TO DO: If a record holds a picture, drop the picture and return the rest of the record word for word.

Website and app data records
Content starts
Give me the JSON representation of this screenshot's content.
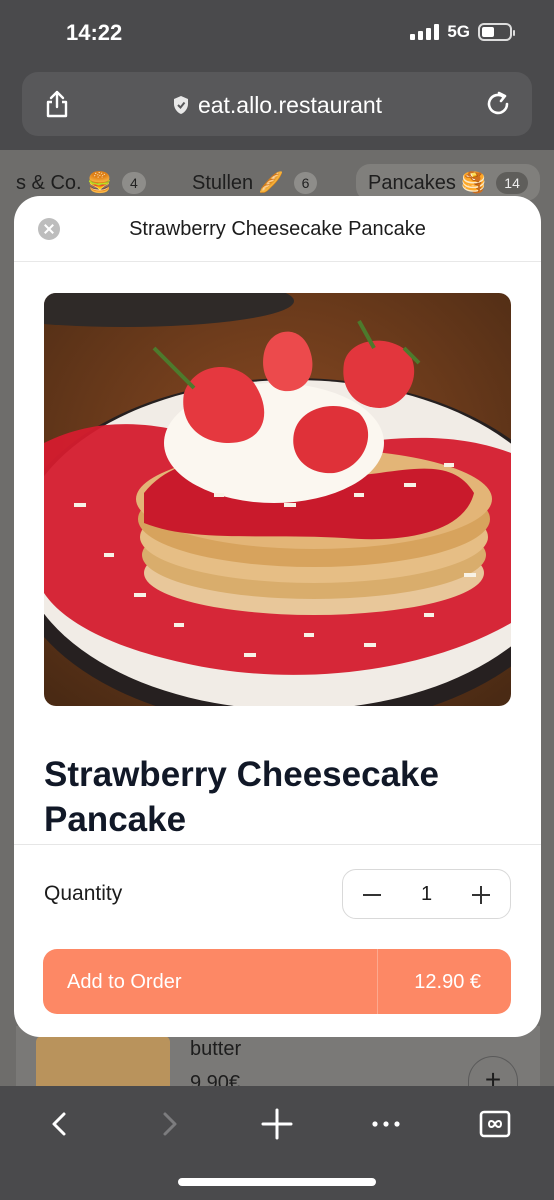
{
  "status_bar": {
    "time": "14:22",
    "network": "5G",
    "battery_level": 0.35
  },
  "browser": {
    "url": "eat.allo.restaurant",
    "icons": [
      "share-icon",
      "shield-icon",
      "reload-icon"
    ]
  },
  "categories": [
    {
      "label": "s & Co. 🍔",
      "count": "4"
    },
    {
      "label": "Stullen 🥖",
      "count": "6"
    },
    {
      "label": "Pancakes 🥞",
      "count": "14",
      "active": true
    }
  ],
  "background_item": {
    "text_line1": "butter",
    "text_line2": "9.90€"
  },
  "modal": {
    "title": "Strawberry Cheesecake Pancake",
    "product_name": "Strawberry Cheesecake Pancake",
    "quantity_label": "Quantity",
    "quantity": "1",
    "add_label": "Add to Order",
    "price": "12.90 €",
    "accent_color": "#fd8865"
  },
  "toolbar": {
    "icons": [
      "back-icon",
      "forward-icon",
      "new-tab-icon",
      "more-icon",
      "tabs-icon"
    ]
  }
}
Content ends
FINISHED TASK:
Give me the JSON representation of this screenshot's content.
{
  "status_bar": {
    "time": "14:22",
    "network": "5G",
    "battery_level": 0.35
  },
  "browser": {
    "url": "eat.allo.restaurant",
    "icons": [
      "share-icon",
      "shield-icon",
      "reload-icon"
    ]
  },
  "categories": [
    {
      "label": "s & Co. 🍔",
      "count": "4"
    },
    {
      "label": "Stullen 🥖",
      "count": "6"
    },
    {
      "label": "Pancakes 🥞",
      "count": "14",
      "active": true
    }
  ],
  "background_item": {
    "text_line1": "butter",
    "text_line2": "9.90€"
  },
  "modal": {
    "title": "Strawberry Cheesecake Pancake",
    "product_name": "Strawberry Cheesecake Pancake",
    "quantity_label": "Quantity",
    "quantity": "1",
    "add_label": "Add to Order",
    "price": "12.90 €",
    "accent_color": "#fd8865"
  },
  "toolbar": {
    "icons": [
      "back-icon",
      "forward-icon",
      "new-tab-icon",
      "more-icon",
      "tabs-icon"
    ]
  }
}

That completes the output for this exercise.